"""

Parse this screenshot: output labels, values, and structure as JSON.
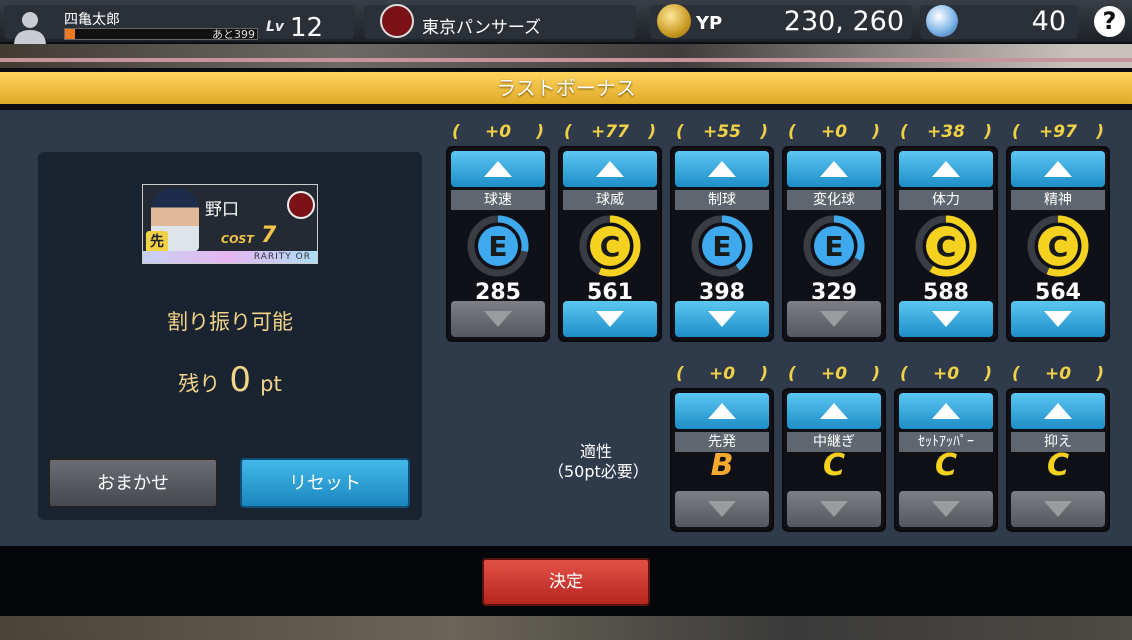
{
  "header": {
    "user_name": "四亀太郎",
    "exp_remaining": "あと399",
    "exp_progress_percent": 5,
    "level_label": "Lv",
    "level": "12",
    "team_name": "東京パンサーズ",
    "currency_label": "YP",
    "currency_value": "230, 260",
    "ball_count": "40",
    "help_label": "?"
  },
  "title": "ラストボーナス",
  "player_card": {
    "name": "野口",
    "position": "先",
    "cost_label": "COST",
    "cost": "7",
    "rarity": "RARITY OR"
  },
  "allocation": {
    "status": "割り振り可能",
    "remaining_label": "残り",
    "remaining_value": "0",
    "remaining_unit": "pt"
  },
  "buttons": {
    "auto": "おまかせ",
    "reset": "リセット",
    "confirm": "決定"
  },
  "stats": [
    {
      "bonus": "+0",
      "label": "球速",
      "grade": "E",
      "value": "285",
      "gauge_fraction": 0.28,
      "grade_color": "#3fa9ee",
      "down_enabled": false
    },
    {
      "bonus": "+77",
      "label": "球威",
      "grade": "C",
      "value": "561",
      "gauge_fraction": 0.56,
      "grade_color": "#f4d21f",
      "down_enabled": true
    },
    {
      "bonus": "+55",
      "label": "制球",
      "grade": "E",
      "value": "398",
      "gauge_fraction": 0.4,
      "grade_color": "#3fa9ee",
      "down_enabled": true
    },
    {
      "bonus": "+0",
      "label": "変化球",
      "grade": "E",
      "value": "329",
      "gauge_fraction": 0.33,
      "grade_color": "#3fa9ee",
      "down_enabled": false
    },
    {
      "bonus": "+38",
      "label": "体力",
      "grade": "C",
      "value": "588",
      "gauge_fraction": 0.59,
      "grade_color": "#f4d21f",
      "down_enabled": true
    },
    {
      "bonus": "+97",
      "label": "精神",
      "grade": "C",
      "value": "564",
      "gauge_fraction": 0.56,
      "grade_color": "#f4d21f",
      "down_enabled": true
    }
  ],
  "aptitude": {
    "heading_line1": "適性",
    "heading_line2": "（50pt必要）",
    "items": [
      {
        "bonus": "+0",
        "label": "先発",
        "grade": "B",
        "grade_color": "#f6a92f"
      },
      {
        "bonus": "+0",
        "label": "中継ぎ",
        "grade": "C",
        "grade_color": "#f4d21f"
      },
      {
        "bonus": "+0",
        "label": "ｾｯﾄｱｯﾊﾟｰ",
        "grade": "C",
        "grade_color": "#f4d21f"
      },
      {
        "bonus": "+0",
        "label": "抑え",
        "grade": "C",
        "grade_color": "#f4d21f"
      }
    ]
  },
  "icons": {
    "avatar": "user-silhouette-icon",
    "team": "team-logo-icon",
    "coin": "coin-icon",
    "ball": "baseball-icon",
    "help": "help-icon",
    "up": "arrow-up-icon",
    "down": "arrow-down-icon"
  },
  "colors": {
    "title_bar": "#e6b032",
    "panel": "#2f3a4b",
    "accent_blue": "#1e8ec7",
    "confirm_red": "#c8322a"
  }
}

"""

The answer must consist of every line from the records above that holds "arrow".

    "up": "arrow-up-icon",
    "down": "arrow-down-icon"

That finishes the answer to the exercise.